Protecting Votes, One Call at a Time
How many lawyers does it take to run an Election Protection Hotline? You can come up with your own punchline, but the actual answer is about thirty at a time, in five hour shifts....
How many lawyers does it take to run an Election
Protection Hotline? You can come up with your own punchline, but the actual
answer is about thirty at a time, in five hour shifts, sitting around a board
room table on an otherwise empty floor of a mid-town law firm, fielding
hundreds of calls from primary voters in Indiana
and North Carolina.
In terms of voting issues, the big
story was the group of elderly nuns who had been turned away from the polls
because they did not have current photo ID. (So much for the Supreme Court divining
that voter ID laws would probably not really impact any voters). Other calls
ran the gamut, from questions about polling location to reports of machine
malfunctions, from possible voter intimidation to confusion as to whether or
not people with felony convictions could vote.

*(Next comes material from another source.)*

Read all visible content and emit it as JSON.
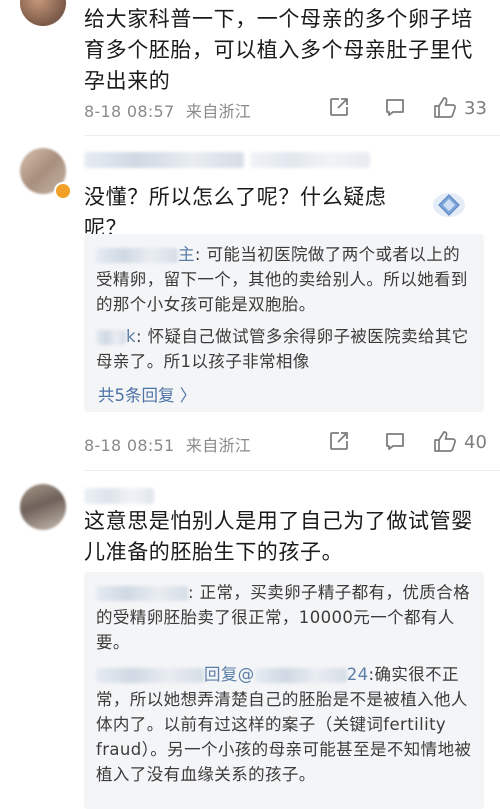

One North Carolina woman had been mistakenly
registered as a Republican, which meant she could not vote for either of the
Democratic candidates. Another called, upset that she had been asked to leave a
polling place because she was wearing a t-shirt with her chosen candidate's
name on it.
For all these anecdotes, there was a certain type of call,
perhaps the most basic, that has stuck with me. Throughout my shift, I answered
calls from people who had been registered, had moved, and had never gotten
around to changing their address on their voter registration record. For those
who had switched counties, this was a considerable problem. In both North Carolina and Indiana,
if voters move from one county to another without updating their addresses on
the voter registration rolls, they cannot vote. Unless they've moved within the
past thirty days, they can't go to their old polling place, and they can't go
to their new polling place. They might have been registered once, but not
This struck me as the most mundane, unnecessary reason to be
disenfranchised, which might have been why it bothered me so much. And it
doesn't just happen in these two states. As our Executive Director Michael
Waldman points out in his new
book, "in a country where one in six Americans moves in a year, government
does not routinely keep such people registered to vote, even if they stay in
their own state."
Why do we do it like this? Some might be quick to offer the
line that voting is a privilege, the government shouldn't have to hold our hands,
voting is the voter's responsibility, etc. etc. Heaven forbid we "spoil" our
citizens by making it convenient to vote. True patriots don't need convenience!
Or something like that... Maybe some would feel that the voters I spoke to on the
phone have rightly learned their lesson and will be better citizens next time.
But I certainly didn't feel like delivering the civic scolding.
And yes, in this country it is the voter's responsibility to register, re-register, make it to
the polls, and jump through any other hoops on the way to the ballot box. But
this does not mean that it would be illegal, wrong, or a waste of time for the
government to facilitate registration and re-registration more than it does now.
The solution is fairly simple. People should be able to
register on Election Day. Eight states already allow this, and they have found
that it boosts
turnout by 5-7 percentage points, reduces confusion (and the need for
provisional ballots) when people try to vote but can't, and does not lead to
any increase in reports of voter fraud or bureaucratic malfunction. Just last
week, Senators Feingold and Klobuchar and Rep. Ellison introduced
a Federal Election Day Registration Bill, which would allow people to, you
guessed it, register on Election Day.
Or, when people change their address through the post
office, why can't they also change their voter registration? Will such
convenience turn us into a nation of softies and whiners? I doubt it. But it
will make our voter rolls a lot more accurate, which is in everyone's interests—those who lie awake at night fearing voter fraud and those who want as many
people to vote as possible.
It would not be difficult for the government to help people
get, and stay, registered. And look on the bright side. At least that will make
fewer lawyers necessary to run an Election Protection Hotline.